Donkey harnesses made by ghost nets ACF
Donkey harnesses made from ghost nets and denim by ACF

Olive Ridley Project’s collaboration with ACF has opened up new avenues for ghost gear utilization: ACF is turning monofilament ghost nets into donkey harnesses. Donkey owners in Pakistan use leather-based harnesses for their animals. However, the leather causes friction which leads to injuries to the donkeys. The injuries can be severe; they cause the donkeys a lot of pain and can even incapacitate them.

To create a softer medium and remove the friction burns caused by the leather, ACF uses ghost nets to make the base for the donkey harnesses. They then cover the ghost net base with denim cloth. The denim causes less friction, the donkey is healthy, and the donkey owner is happy! As a bonus, any worn out denim cloth can easily be replaced, and the underlying ghost net base can be used again and again.

Ghost Gear Dog Leashes

ACF also reached out to their network to create the perfect product for dog owners: A dog leash made from ghost gear, decorated with colourful threads. It has turned into quite a hit in the market!

More importantly, one dog leash uses up 880 square feet (82 square meters) of monofilament ghost net! The net is cut into a 44 x 20 feet (13.5 x 8.5 meters) piece and wound up into a rope like structure. It is then covered up with cloth to make it easy to handle.

Happy dog with ghost net leash by ACF
Happy dog with a ghost net leash ©ACF
Ghost net dog leash in production
Ghost net dog leash under production
Ghost net dog leash base
Ghost net dog leash base before it is decorated
Ghost net dog leash in colorful varieties
Ghost net dog leash – the finished product

Ghost Net In Construction

Hut made from plastic bottles and ghost net under contruction
Plastic bottle hut under construction


Another unique use of ghost net, tested out in Abdul Rehman Goth, is to use it in construction. The Olive Ridley Project team built a hut from 3600 plastic bottles filled with sand and sea water, and held together with monofilament ghost net. Finally, cement is used as a binding agent to give the structure a more solid feel.
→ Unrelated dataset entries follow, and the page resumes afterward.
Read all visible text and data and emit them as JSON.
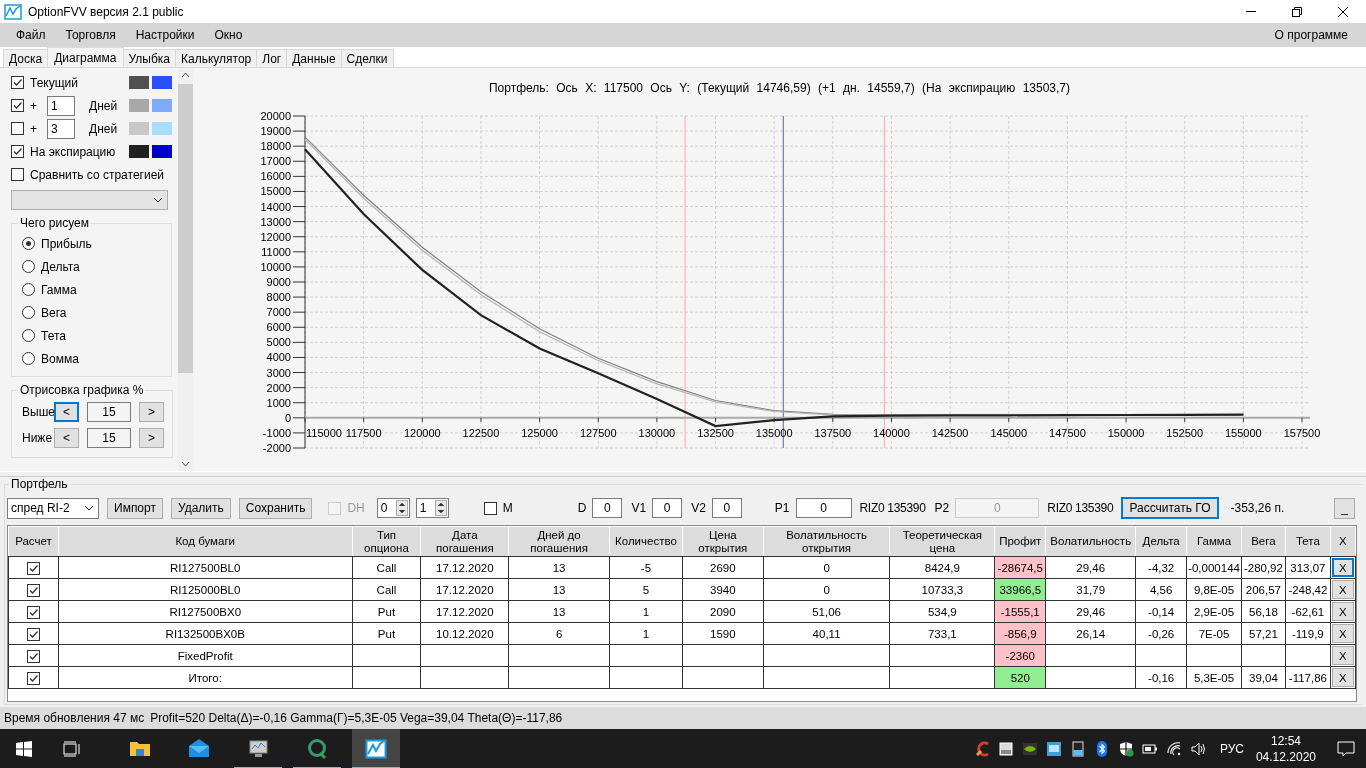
{
  "window": {
    "title": "OptionFVV версия 2.1 public"
  },
  "menu": {
    "items": [
      "Файл",
      "Торговля",
      "Настройки",
      "Окно"
    ],
    "right": "О программе"
  },
  "tabs": [
    {
      "label": "Доска",
      "selected": false
    },
    {
      "label": "Диаграмма",
      "selected": true
    },
    {
      "label": "Улыбка",
      "selected": false
    },
    {
      "label": "Калькулятор",
      "selected": false
    },
    {
      "label": "Лог",
      "selected": false
    },
    {
      "label": "Данные",
      "selected": false
    },
    {
      "label": "Сделки",
      "selected": false
    }
  ],
  "sidebar": {
    "curves": [
      {
        "kind": "plain",
        "checked": true,
        "label": "Текущий",
        "swatches": [
          {
            "color": "#505050"
          },
          {
            "color": "#2a4fff"
          }
        ]
      },
      {
        "kind": "days",
        "checked": true,
        "prefix": "+",
        "days": "1",
        "unit": "Дней",
        "swatches": [
          {
            "color": "#a8a8a8"
          },
          {
            "color": "#7fa8ff"
          }
        ]
      },
      {
        "kind": "days",
        "checked": false,
        "prefix": "+",
        "days": "3",
        "unit": "Дней",
        "swatches": [
          {
            "color": "#c8c8c8"
          },
          {
            "color": "#aadcff"
          }
        ]
      },
      {
        "kind": "plain",
        "checked": true,
        "label": "На экспирацию",
        "swatches": [
          {
            "color": "#202020"
          },
          {
            "color": "#0000c8"
          }
        ]
      }
    ],
    "compare": {
      "label": "Сравнить со стратегией",
      "checked": false
    },
    "plot_group": {
      "title": "Чего рисуем",
      "options": [
        {
          "label": "Прибыль",
          "selected": true
        },
        {
          "label": "Дельта",
          "selected": false
        },
        {
          "label": "Гамма",
          "selected": false
        },
        {
          "label": "Вега",
          "selected": false
        },
        {
          "label": "Тета",
          "selected": false
        },
        {
          "label": "Вомма",
          "selected": false
        }
      ]
    },
    "range_group": {
      "title": "Отрисовка графика %",
      "rows": [
        {
          "label": "Выше",
          "dec": "<",
          "value": "15",
          "inc": ">",
          "focused": true
        },
        {
          "label": "Ниже",
          "dec": "<",
          "value": "15",
          "inc": ">",
          "focused": false
        }
      ]
    }
  },
  "chart": {
    "chart_data": {
      "type": "line",
      "title": "Портфель: Ось X: 117500 Ось Y: (Текущий 14746,59) (+1 дн. 14559,7) (На экспирацию 13503,7)",
      "x": [
        115000,
        117500,
        120000,
        122500,
        125000,
        127500,
        130000,
        132500,
        135000,
        137500,
        140000,
        142500,
        145000,
        147500,
        150000,
        152500,
        155000
      ],
      "series": [
        {
          "color": "#808080",
          "values": [
            18600,
            14750,
            11300,
            8350,
            5900,
            3950,
            2400,
            1150,
            480,
            230,
            180,
            180,
            190,
            200,
            200,
            210,
            210
          ]
        },
        {
          "color": "#b4b4b4",
          "values": [
            18450,
            14550,
            11100,
            8150,
            5700,
            3800,
            2250,
            1050,
            420,
            200,
            170,
            170,
            180,
            190,
            200,
            200,
            210
          ]
        },
        {
          "color": "#222222",
          "values": [
            17800,
            13500,
            9800,
            6800,
            4600,
            2950,
            1250,
            -550,
            -150,
            100,
            150,
            160,
            170,
            180,
            190,
            200,
            210
          ]
        }
      ],
      "xlim": [
        115000,
        157500
      ],
      "ylim": [
        -2000,
        20000
      ],
      "xticks": [
        115000,
        117500,
        120000,
        122500,
        125000,
        127500,
        130000,
        132500,
        135000,
        137500,
        140000,
        142500,
        145000,
        147500,
        150000,
        152500,
        155000,
        157500
      ],
      "yticks": [
        -2000,
        -1000,
        0,
        1000,
        2000,
        3000,
        4000,
        5000,
        6000,
        7000,
        8000,
        9000,
        10000,
        11000,
        12000,
        13000,
        14000,
        15000,
        16000,
        17000,
        18000,
        19000,
        20000
      ],
      "grid": true,
      "ref_lines": [
        {
          "axis": "x",
          "value": 131200,
          "color": "#ffb0b8"
        },
        {
          "axis": "x",
          "value": 135390,
          "color": "#6a7fa8"
        },
        {
          "axis": "x",
          "value": 139700,
          "color": "#ffb0b8"
        }
      ]
    }
  },
  "portfolio": {
    "title": "Портфель",
    "strategy": "спред RI-2",
    "buttons": [
      "Импорт",
      "Удалить",
      "Сохранить"
    ],
    "dh": {
      "label": "DH",
      "checked": false,
      "disabled": true
    },
    "spinners": [
      "0",
      "1"
    ],
    "m": {
      "label": "M",
      "checked": false
    },
    "params": [
      {
        "kind": "field",
        "label": "D",
        "value": "0",
        "disabled": false
      },
      {
        "kind": "field",
        "label": "V1",
        "value": "0",
        "disabled": false
      },
      {
        "kind": "field",
        "label": "V2",
        "value": "0",
        "disabled": false
      },
      {
        "kind": "field",
        "label": "P1",
        "value": "0",
        "disabled": false
      },
      {
        "kind": "text",
        "text": "RIZ0 135390"
      },
      {
        "kind": "field",
        "label": "P2",
        "value": "0",
        "disabled": true
      },
      {
        "kind": "text",
        "text": "RIZ0 135390"
      }
    ],
    "calc_button": {
      "label": "Рассчитать ГО",
      "focused": true
    },
    "margin": "-353,26 п.",
    "collapse_button": "_",
    "table": {
      "columns": [
        "Расчет",
        "Код бумаги",
        "Тип опциона",
        "Дата погашения",
        "Дней до погашения",
        "Количество",
        "Цена открытия",
        "Волатильность открытия",
        "Теоретическая цена",
        "Профит",
        "Волатильность",
        "Дельта",
        "Гамма",
        "Вега",
        "Тета",
        "X"
      ],
      "rows": [
        {
          "checked": true,
          "code": "RI127500BL0",
          "type": "Call",
          "expiry": "17.12.2020",
          "days": "13",
          "qty": "-5",
          "open_price": "2690",
          "open_vol": "0",
          "theo": "8424,9",
          "profit": "-28674,5",
          "gain": false,
          "vol": "29,46",
          "delta": "-4,32",
          "gamma": "-0,000144",
          "vega": "-280,92",
          "theta": "313,07",
          "delete": "X",
          "focused": true
        },
        {
          "checked": true,
          "code": "RI125000BL0",
          "type": "Call",
          "expiry": "17.12.2020",
          "days": "13",
          "qty": "5",
          "open_price": "3940",
          "open_vol": "0",
          "theo": "10733,3",
          "profit": "33966,5",
          "gain": true,
          "vol": "31,79",
          "delta": "4,56",
          "gamma": "9,8E-05",
          "vega": "206,57",
          "theta": "-248,42",
          "delete": "X",
          "focused": false
        },
        {
          "checked": true,
          "code": "RI127500BX0",
          "type": "Put",
          "expiry": "17.12.2020",
          "days": "13",
          "qty": "1",
          "open_price": "2090",
          "open_vol": "51,06",
          "theo": "534,9",
          "profit": "-1555,1",
          "gain": false,
          "vol": "29,46",
          "delta": "-0,14",
          "gamma": "2,9E-05",
          "vega": "56,18",
          "theta": "-62,61",
          "delete": "X",
          "focused": false
        },
        {
          "checked": true,
          "code": "RI132500BX0B",
          "type": "Put",
          "expiry": "10.12.2020",
          "days": "6",
          "qty": "1",
          "open_price": "1590",
          "open_vol": "40,11",
          "theo": "733,1",
          "profit": "-856,9",
          "gain": false,
          "vol": "26,14",
          "delta": "-0,26",
          "gamma": "7E-05",
          "vega": "57,21",
          "theta": "-119,9",
          "delete": "X",
          "focused": false
        },
        {
          "checked": true,
          "code": "FixedProfit",
          "profit": "-2360",
          "gain": false,
          "delete": "X",
          "focused": false
        },
        {
          "checked": true,
          "code": "Итого:",
          "profit": "520",
          "gain": true,
          "delta": "-0,16",
          "gamma": "5,3E-05",
          "vega": "39,04",
          "theta": "-117,86",
          "delete": "X",
          "focused": false
        }
      ]
    }
  },
  "status_bar": {
    "update_time": "Время обновления 47 мс",
    "summary": "Profit=520 Delta(Δ)=-0,16 Gamma(Γ)=5,3E-05 Vega=39,04 Theta(Θ)=-117,86"
  },
  "taskbar": {
    "apps": [
      {
        "kind": "folder",
        "running": false,
        "selected": false
      },
      {
        "kind": "mail",
        "running": false,
        "selected": false
      },
      {
        "kind": "monitor",
        "running": true,
        "selected": false
      },
      {
        "kind": "q",
        "running": true,
        "selected": false
      },
      {
        "kind": "chart",
        "running": true,
        "selected": true
      }
    ],
    "language": "РУС",
    "time": "12:54",
    "date": "04.12.2020"
  }
}
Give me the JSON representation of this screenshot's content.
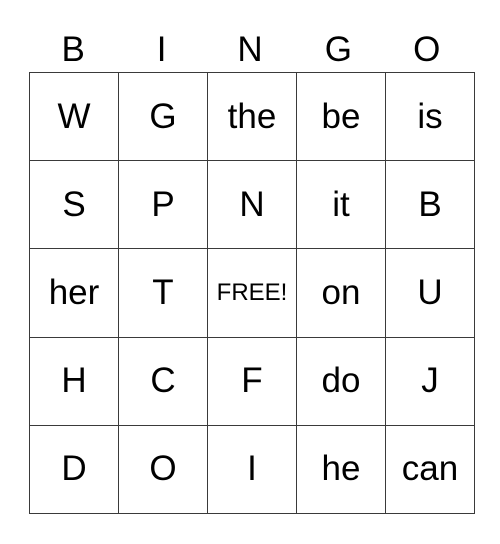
{
  "card": {
    "header": [
      "B",
      "I",
      "N",
      "G",
      "O"
    ],
    "rows": [
      [
        "W",
        "G",
        "the",
        "be",
        "is"
      ],
      [
        "S",
        "P",
        "N",
        "it",
        "B"
      ],
      [
        "her",
        "T",
        "FREE!",
        "on",
        "U"
      ],
      [
        "H",
        "C",
        "F",
        "do",
        "J"
      ],
      [
        "D",
        "O",
        "I",
        "he",
        "can"
      ]
    ],
    "free_cell": {
      "row": 2,
      "col": 2
    }
  }
}
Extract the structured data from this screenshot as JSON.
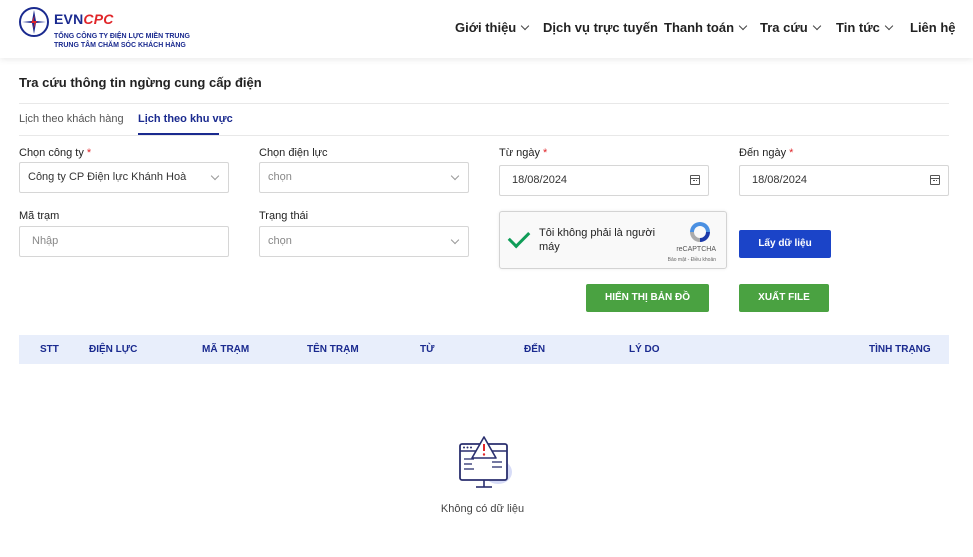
{
  "brand": {
    "evn": "EVN",
    "cpc": "CPC",
    "line1": "TỔNG CÔNG TY ĐIỆN LỰC MIỀN TRUNG",
    "line2": "TRUNG TÂM CHĂM SÓC KHÁCH HÀNG"
  },
  "nav": [
    {
      "label": "Giới thiệu",
      "dropdown": true
    },
    {
      "label": "Dịch vụ trực tuyến",
      "dropdown": false
    },
    {
      "label": "Thanh toán",
      "dropdown": true
    },
    {
      "label": "Tra cứu",
      "dropdown": true
    },
    {
      "label": "Tin tức",
      "dropdown": true
    },
    {
      "label": "Liên hệ",
      "dropdown": false
    }
  ],
  "page": {
    "title": "Tra cứu thông tin ngừng cung cấp điện"
  },
  "tabs": [
    {
      "label": "Lịch theo khách hàng",
      "active": false
    },
    {
      "label": "Lịch theo khu vực",
      "active": true
    }
  ],
  "form": {
    "company": {
      "label": "Chọn công ty",
      "value": "Công ty CP Điện lực Khánh Hoà"
    },
    "power_unit": {
      "label": "Chọn điện lực",
      "value": "chọn"
    },
    "from_date": {
      "label": "Từ ngày",
      "value": "18/08/2024"
    },
    "to_date": {
      "label": "Đến ngày",
      "value": "18/08/2024"
    },
    "station_code": {
      "label": "Mã trạm",
      "placeholder": "Nhập"
    },
    "status": {
      "label": "Trạng thái",
      "value": "chọn"
    },
    "required_mark": "*"
  },
  "captcha": {
    "text": "Tôi không phải là người máy",
    "brand": "reCAPTCHA",
    "links": "Bảo mật - Điều khoản"
  },
  "buttons": {
    "get_data": "Lấy dữ liệu",
    "show_map": "HIỂN THỊ BẢN ĐỒ",
    "export_file": "XUẤT FILE"
  },
  "table": {
    "columns": [
      "STT",
      "ĐIỆN LỰC",
      "MÃ TRẠM",
      "TÊN TRẠM",
      "TỪ",
      "ĐẾN",
      "LÝ DO",
      "TÌNH TRẠNG"
    ],
    "empty_text": "Không có dữ liệu"
  },
  "colors": {
    "primary": "#1a2a8f",
    "button_blue": "#1b44c8",
    "button_green": "#4aa241",
    "required": "#e0262a",
    "table_header_bg": "#e8eefb"
  }
}
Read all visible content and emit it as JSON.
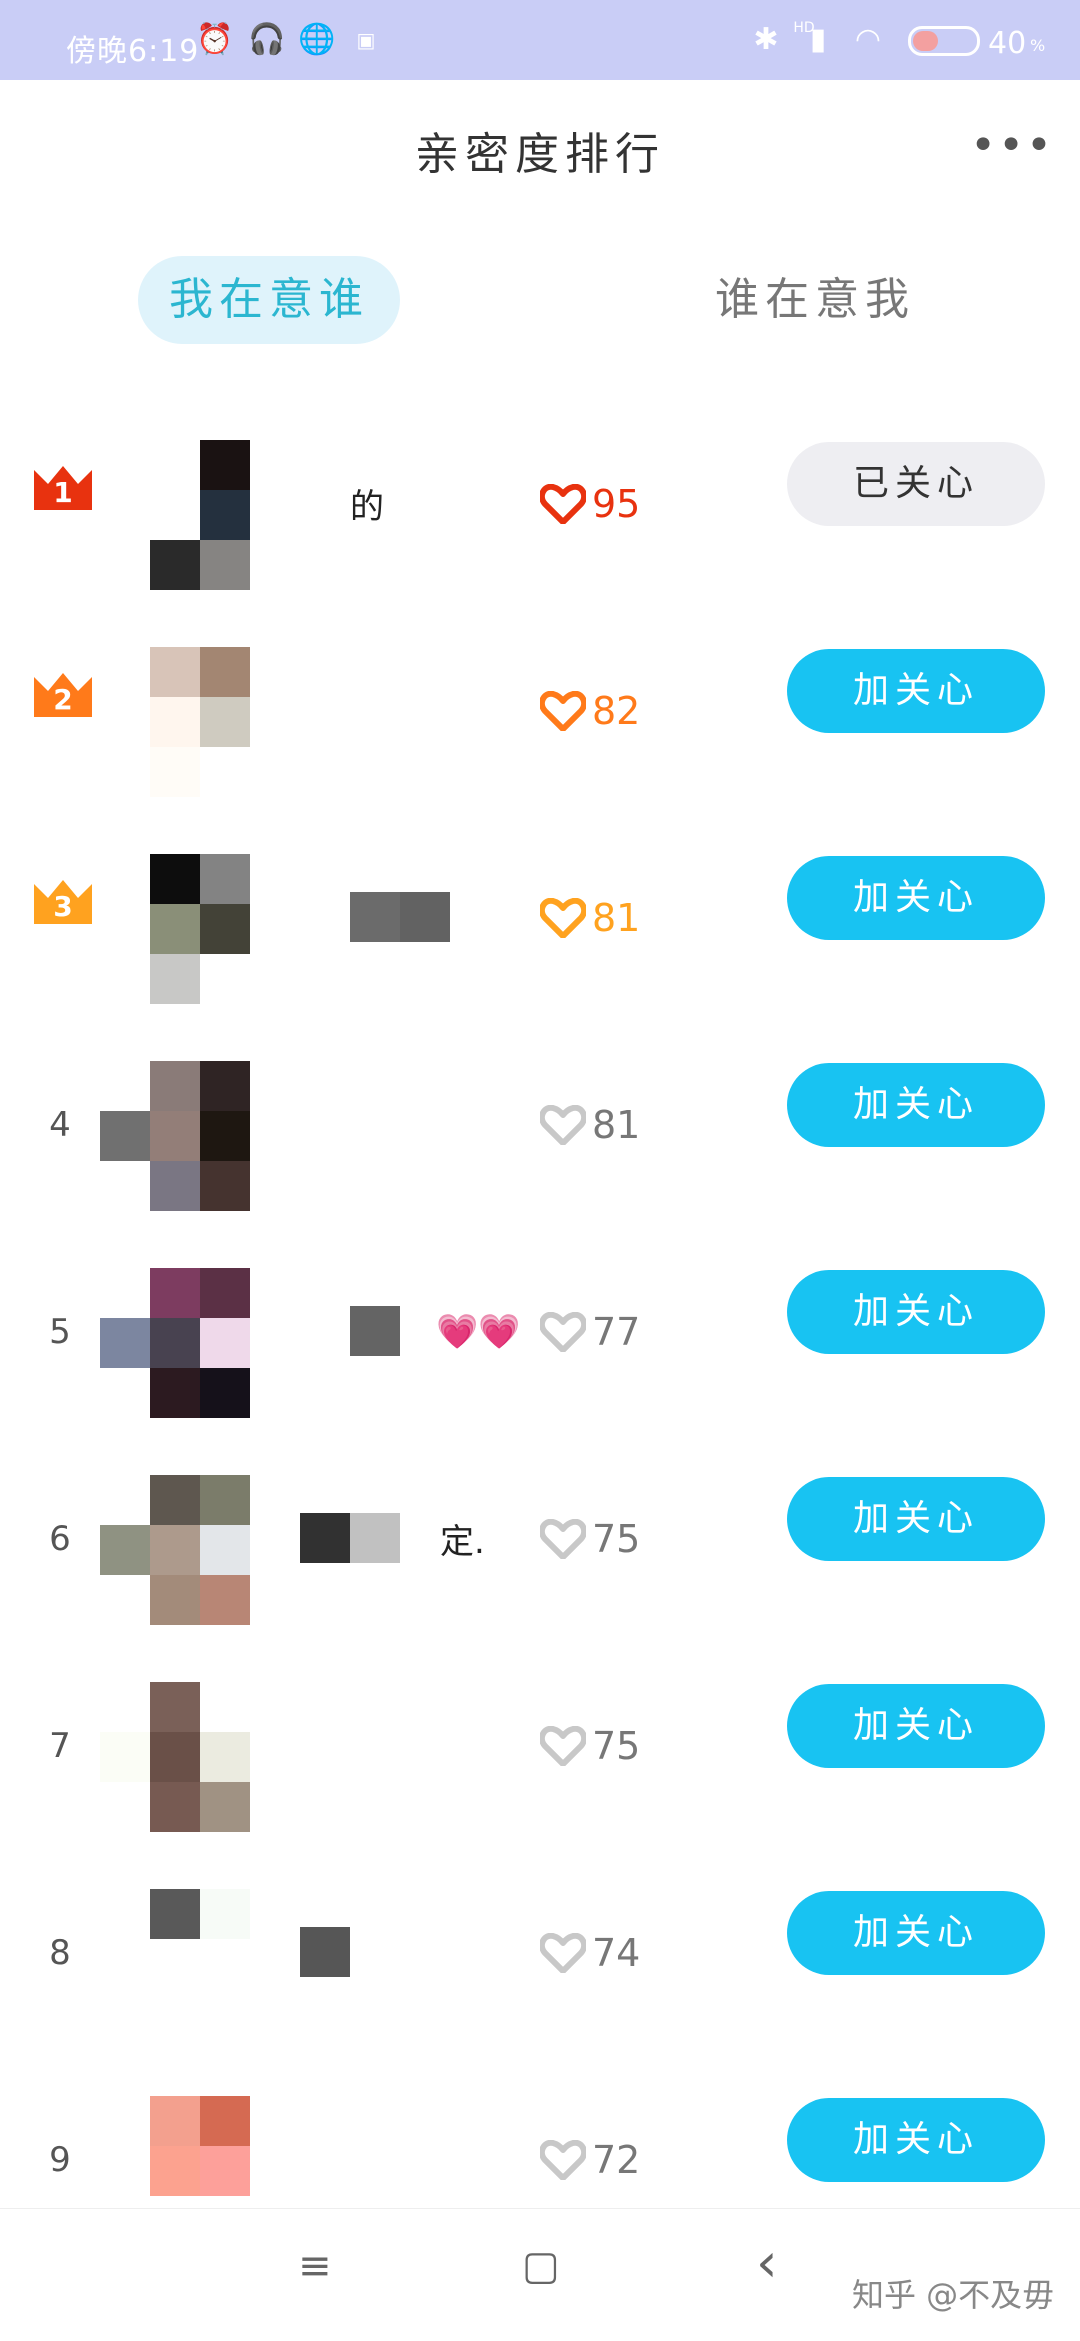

The plastic bottle hut is currently storing some of the tons of ghost nets we have recovered.

Ghost Nets Goals

Finding new ways to re-use ghost gear depends on the experience and innovative thinking of people from different sectors of economy. A fashion designer uses it in their designs; an animal rescue shelter uses it to better the lives of animals; builders use it in construction. With more and more people thinking about how to reduce the impact of ghost gear, we have hope that together we can remove this menace from the environment.